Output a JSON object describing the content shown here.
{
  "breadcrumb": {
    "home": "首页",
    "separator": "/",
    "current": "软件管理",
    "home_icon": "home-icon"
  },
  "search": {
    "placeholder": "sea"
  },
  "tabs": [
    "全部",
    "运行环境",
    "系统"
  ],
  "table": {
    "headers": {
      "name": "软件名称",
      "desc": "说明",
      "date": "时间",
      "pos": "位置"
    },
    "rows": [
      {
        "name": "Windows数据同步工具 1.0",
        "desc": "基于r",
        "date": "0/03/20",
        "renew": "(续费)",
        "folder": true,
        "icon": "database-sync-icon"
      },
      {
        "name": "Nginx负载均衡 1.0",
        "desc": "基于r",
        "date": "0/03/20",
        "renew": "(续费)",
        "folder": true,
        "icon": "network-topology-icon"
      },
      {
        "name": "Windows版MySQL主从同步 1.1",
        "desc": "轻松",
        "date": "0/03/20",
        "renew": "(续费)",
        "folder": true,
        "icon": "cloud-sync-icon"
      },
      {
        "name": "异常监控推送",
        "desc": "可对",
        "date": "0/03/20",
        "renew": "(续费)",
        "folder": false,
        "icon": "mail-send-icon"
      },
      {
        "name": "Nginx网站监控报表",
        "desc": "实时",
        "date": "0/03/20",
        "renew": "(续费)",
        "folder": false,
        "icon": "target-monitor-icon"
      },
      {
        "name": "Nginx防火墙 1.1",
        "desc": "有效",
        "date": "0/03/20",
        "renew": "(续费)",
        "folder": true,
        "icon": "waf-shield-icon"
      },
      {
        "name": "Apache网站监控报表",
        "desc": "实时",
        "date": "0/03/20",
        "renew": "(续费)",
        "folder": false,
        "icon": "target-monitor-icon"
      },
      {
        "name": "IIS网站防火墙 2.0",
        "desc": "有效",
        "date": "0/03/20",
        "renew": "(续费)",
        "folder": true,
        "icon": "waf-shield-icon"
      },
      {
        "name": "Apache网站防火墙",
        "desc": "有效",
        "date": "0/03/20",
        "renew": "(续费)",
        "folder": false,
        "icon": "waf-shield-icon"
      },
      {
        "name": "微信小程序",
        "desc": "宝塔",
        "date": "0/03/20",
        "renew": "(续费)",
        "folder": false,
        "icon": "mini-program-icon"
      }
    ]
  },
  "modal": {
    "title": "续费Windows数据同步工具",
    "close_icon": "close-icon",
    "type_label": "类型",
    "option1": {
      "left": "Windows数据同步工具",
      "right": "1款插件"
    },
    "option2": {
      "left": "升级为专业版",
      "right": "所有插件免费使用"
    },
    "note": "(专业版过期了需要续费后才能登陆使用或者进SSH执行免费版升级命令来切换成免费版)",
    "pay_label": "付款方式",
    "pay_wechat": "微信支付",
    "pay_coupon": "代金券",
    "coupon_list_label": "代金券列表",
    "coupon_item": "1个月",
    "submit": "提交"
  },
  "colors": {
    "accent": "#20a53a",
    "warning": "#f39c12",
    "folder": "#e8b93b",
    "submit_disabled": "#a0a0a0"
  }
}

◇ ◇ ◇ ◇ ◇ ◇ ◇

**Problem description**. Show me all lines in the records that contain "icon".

**Answer box**.
    "home_icon": "home-icon"
        "icon": "database-sync-icon"
        "icon": "network-topology-icon"
        "icon": "cloud-sync-icon"
        "icon": "mail-send-icon"
        "icon": "target-monitor-icon"
        "icon": "waf-shield-icon"
        "icon": "target-monitor-icon"
        "icon": "waf-shield-icon"
        "icon": "waf-shield-icon"
        "icon": "mini-program-icon"
    "close_icon": "close-icon",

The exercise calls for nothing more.